= Aim of the task =
Find every line of the records that has "true" and return it.

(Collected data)
Segment Open

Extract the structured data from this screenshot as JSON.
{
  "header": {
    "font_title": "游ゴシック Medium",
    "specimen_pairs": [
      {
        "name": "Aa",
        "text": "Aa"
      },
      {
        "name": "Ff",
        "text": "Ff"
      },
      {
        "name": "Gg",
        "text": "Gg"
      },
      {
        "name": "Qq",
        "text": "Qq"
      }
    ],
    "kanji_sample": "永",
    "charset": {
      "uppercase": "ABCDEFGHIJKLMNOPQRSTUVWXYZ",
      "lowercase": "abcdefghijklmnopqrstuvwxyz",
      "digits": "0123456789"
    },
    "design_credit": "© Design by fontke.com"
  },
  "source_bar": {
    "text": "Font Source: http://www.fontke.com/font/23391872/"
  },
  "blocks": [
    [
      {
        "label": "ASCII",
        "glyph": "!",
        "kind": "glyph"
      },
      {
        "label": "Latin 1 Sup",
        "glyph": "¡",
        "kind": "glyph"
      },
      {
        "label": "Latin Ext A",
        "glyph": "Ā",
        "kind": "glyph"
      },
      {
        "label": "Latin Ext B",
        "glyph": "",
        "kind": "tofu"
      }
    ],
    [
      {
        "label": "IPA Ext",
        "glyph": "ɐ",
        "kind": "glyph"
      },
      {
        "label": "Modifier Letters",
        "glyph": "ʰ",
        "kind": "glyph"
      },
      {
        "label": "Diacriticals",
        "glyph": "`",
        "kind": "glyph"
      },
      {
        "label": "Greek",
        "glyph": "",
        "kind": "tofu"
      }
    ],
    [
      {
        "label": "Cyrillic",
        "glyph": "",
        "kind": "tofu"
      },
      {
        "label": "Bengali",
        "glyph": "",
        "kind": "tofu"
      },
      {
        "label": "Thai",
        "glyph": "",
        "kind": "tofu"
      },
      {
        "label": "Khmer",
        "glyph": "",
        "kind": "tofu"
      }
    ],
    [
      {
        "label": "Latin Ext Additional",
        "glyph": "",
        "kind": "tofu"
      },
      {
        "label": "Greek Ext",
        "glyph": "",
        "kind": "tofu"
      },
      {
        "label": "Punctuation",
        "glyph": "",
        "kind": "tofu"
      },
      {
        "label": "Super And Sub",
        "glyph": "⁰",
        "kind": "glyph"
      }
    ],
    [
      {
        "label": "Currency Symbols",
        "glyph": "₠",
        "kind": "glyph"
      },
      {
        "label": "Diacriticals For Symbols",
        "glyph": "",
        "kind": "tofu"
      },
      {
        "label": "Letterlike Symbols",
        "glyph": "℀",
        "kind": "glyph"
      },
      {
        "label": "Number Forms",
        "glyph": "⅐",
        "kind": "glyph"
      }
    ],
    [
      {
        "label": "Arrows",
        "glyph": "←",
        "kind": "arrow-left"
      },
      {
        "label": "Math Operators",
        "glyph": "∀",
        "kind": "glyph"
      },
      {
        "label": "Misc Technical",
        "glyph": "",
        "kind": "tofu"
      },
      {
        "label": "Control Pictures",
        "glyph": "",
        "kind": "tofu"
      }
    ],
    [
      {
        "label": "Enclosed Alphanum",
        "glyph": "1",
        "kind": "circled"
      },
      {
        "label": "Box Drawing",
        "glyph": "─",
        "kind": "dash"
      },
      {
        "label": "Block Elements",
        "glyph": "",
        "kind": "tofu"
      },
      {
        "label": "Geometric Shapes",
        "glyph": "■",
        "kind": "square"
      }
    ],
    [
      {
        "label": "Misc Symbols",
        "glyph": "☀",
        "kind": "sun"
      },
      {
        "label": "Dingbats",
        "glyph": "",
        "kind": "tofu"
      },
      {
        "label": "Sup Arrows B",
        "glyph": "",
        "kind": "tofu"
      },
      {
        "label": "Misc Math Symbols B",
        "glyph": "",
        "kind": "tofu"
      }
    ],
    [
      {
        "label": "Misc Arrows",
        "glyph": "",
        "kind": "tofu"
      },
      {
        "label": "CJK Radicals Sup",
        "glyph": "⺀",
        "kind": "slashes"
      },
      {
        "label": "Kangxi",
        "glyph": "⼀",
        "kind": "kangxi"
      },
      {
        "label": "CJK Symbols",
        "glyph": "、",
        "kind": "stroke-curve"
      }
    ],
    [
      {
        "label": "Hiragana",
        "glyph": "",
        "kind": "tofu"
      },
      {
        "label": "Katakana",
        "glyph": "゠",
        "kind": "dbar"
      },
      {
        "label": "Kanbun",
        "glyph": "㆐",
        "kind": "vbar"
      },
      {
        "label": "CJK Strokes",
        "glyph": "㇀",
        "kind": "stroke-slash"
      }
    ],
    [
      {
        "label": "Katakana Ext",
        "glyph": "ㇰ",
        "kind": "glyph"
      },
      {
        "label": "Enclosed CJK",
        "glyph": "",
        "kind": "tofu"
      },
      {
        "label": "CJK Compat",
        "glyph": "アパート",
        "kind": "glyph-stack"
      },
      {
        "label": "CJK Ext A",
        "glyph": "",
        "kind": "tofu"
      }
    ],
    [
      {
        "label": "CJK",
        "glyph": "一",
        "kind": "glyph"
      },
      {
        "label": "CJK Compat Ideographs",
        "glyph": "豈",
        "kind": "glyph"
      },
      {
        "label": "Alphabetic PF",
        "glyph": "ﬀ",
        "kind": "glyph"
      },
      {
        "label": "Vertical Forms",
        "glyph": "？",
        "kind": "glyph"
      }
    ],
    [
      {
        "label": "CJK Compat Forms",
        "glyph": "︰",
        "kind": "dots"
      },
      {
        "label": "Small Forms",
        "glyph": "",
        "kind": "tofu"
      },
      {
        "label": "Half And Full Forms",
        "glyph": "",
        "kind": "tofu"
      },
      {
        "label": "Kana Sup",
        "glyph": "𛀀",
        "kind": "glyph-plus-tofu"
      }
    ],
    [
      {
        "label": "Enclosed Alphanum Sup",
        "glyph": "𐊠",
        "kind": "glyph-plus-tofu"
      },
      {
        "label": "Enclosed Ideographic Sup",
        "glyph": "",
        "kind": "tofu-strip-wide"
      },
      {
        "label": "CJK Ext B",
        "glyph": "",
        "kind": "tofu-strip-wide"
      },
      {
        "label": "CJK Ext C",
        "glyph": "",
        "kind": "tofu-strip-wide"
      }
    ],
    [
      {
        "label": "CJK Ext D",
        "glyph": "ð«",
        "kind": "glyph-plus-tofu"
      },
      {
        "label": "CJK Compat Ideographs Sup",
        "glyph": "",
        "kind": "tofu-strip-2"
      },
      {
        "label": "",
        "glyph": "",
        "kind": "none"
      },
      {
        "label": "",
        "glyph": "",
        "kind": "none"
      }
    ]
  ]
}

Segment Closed
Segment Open

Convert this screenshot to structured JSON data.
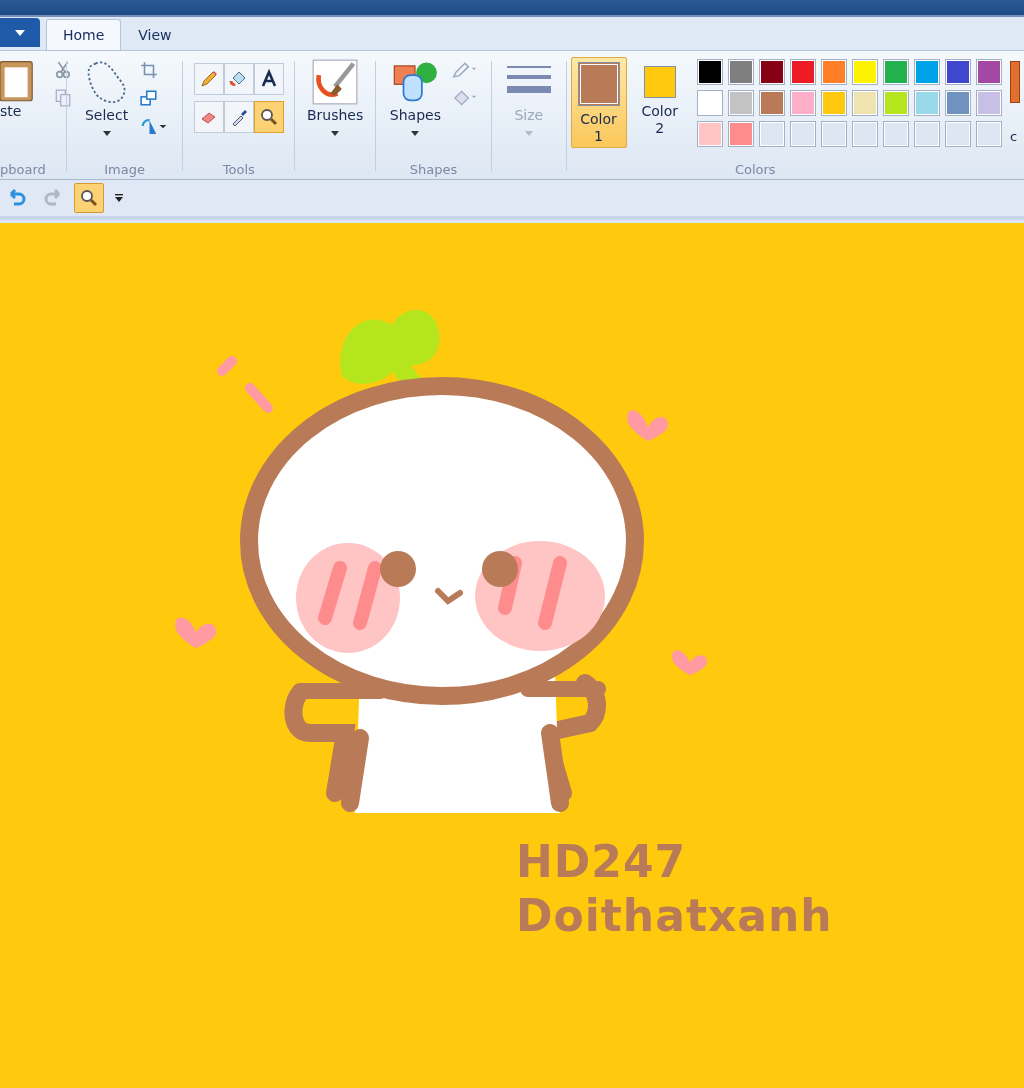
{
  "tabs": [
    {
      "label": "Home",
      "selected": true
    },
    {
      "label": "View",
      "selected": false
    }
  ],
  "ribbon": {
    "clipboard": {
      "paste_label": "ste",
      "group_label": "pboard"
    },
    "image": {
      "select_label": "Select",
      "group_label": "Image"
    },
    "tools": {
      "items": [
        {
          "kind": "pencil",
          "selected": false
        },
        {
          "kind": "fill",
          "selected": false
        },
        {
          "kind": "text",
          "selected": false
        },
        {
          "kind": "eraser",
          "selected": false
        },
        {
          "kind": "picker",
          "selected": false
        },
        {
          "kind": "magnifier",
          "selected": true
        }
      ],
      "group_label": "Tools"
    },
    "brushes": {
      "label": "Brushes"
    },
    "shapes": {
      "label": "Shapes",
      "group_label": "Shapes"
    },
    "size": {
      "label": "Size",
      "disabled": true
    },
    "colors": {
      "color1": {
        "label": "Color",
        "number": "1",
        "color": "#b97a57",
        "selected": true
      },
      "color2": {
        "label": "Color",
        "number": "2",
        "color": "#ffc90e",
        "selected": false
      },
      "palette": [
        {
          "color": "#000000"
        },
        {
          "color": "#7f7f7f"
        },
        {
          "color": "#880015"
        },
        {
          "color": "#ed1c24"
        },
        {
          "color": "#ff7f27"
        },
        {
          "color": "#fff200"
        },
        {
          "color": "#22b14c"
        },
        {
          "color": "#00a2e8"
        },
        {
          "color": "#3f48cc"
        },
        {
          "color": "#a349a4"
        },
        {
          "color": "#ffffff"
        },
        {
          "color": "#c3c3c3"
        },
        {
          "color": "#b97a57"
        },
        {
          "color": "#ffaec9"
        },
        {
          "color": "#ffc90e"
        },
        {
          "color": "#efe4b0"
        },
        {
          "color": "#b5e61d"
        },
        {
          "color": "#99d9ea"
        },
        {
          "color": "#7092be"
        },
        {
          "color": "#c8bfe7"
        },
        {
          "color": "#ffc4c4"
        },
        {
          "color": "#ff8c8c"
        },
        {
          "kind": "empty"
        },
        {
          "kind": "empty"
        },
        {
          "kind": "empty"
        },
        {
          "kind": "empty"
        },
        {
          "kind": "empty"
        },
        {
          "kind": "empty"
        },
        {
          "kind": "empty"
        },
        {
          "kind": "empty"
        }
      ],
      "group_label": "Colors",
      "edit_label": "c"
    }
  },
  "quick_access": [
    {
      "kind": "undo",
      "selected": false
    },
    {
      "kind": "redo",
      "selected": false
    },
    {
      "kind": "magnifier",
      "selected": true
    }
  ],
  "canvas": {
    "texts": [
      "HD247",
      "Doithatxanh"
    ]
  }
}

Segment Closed
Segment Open

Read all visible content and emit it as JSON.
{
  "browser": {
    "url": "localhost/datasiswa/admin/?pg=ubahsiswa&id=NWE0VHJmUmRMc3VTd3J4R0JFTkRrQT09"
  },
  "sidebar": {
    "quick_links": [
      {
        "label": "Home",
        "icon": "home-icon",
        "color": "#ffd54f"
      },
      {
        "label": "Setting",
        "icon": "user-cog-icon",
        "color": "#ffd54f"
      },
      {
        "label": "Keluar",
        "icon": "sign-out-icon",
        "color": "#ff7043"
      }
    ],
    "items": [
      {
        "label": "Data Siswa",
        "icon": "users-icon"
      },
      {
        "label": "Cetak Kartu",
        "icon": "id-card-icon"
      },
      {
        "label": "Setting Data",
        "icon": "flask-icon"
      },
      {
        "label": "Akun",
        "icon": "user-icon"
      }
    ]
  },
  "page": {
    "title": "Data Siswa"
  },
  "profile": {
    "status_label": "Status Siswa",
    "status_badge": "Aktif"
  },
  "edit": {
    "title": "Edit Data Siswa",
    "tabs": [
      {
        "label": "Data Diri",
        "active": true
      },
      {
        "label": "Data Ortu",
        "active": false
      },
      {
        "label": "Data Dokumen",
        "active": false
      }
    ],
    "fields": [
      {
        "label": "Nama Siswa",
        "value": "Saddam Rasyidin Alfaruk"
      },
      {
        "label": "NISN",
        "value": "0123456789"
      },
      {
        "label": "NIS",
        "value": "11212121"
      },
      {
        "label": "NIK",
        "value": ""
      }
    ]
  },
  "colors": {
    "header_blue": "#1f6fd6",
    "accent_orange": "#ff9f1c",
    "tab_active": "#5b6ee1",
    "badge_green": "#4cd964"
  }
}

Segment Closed

= Completed exercise =
      "selected": true
          "selected": true
      "disabled": true
        "selected": true
      "selected": true
        "active": true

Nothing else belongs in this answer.